■ **TASK DIRECTIONS**:
Within the lines below, find those that hold the string "have" and copy each one.
──────── PROVIDED DATA ────────
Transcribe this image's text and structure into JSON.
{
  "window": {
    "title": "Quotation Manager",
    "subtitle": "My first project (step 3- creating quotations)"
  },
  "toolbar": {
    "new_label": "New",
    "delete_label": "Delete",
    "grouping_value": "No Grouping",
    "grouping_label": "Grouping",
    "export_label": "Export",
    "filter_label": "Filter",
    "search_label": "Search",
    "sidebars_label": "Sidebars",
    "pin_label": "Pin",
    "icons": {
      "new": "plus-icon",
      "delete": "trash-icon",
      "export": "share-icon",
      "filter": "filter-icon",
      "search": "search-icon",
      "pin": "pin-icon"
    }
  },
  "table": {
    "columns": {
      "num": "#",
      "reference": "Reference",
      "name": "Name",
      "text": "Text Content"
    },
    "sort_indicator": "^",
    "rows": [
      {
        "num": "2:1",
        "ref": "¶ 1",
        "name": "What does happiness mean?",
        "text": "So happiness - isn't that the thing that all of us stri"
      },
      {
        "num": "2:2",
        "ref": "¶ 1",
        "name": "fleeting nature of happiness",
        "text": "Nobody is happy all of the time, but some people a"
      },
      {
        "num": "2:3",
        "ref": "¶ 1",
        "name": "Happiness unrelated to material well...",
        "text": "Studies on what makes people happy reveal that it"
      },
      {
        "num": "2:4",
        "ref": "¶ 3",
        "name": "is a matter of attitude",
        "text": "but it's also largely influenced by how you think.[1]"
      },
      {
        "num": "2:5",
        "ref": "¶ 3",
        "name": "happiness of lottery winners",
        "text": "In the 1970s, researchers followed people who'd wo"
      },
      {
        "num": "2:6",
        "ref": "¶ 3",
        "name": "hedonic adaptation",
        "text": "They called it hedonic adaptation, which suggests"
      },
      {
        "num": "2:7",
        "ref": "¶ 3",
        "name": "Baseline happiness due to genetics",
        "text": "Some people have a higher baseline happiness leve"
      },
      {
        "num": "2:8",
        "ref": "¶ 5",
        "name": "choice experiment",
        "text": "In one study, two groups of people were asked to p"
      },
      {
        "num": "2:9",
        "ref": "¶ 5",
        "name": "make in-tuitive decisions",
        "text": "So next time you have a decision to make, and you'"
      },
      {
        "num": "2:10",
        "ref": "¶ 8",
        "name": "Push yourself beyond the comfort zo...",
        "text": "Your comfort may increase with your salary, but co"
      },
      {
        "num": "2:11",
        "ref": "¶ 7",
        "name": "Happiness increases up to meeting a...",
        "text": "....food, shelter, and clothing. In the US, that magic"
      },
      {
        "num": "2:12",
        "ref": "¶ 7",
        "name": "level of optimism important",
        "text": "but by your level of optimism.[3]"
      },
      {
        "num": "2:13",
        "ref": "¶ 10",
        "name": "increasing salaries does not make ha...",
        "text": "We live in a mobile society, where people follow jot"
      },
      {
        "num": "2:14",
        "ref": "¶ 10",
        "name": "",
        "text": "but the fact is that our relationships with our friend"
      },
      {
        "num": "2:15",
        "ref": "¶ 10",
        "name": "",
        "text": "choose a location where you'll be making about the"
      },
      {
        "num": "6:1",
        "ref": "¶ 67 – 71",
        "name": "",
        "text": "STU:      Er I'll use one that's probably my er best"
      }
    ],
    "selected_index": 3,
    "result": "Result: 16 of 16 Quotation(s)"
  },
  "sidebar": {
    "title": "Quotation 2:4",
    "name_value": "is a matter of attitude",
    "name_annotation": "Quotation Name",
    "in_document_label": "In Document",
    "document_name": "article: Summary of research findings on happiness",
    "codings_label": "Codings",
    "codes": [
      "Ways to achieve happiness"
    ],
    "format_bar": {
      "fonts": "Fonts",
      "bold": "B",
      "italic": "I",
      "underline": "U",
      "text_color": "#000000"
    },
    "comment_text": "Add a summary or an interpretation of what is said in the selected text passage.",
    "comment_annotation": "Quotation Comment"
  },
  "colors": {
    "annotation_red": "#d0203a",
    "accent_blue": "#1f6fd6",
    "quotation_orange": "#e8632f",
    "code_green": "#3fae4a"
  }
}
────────
■ **REPLY TO THE EXERCISE**:
        "text": "Some people have a higher baseline happiness leve"
        "text": "So next time you have a decision to make, and you'"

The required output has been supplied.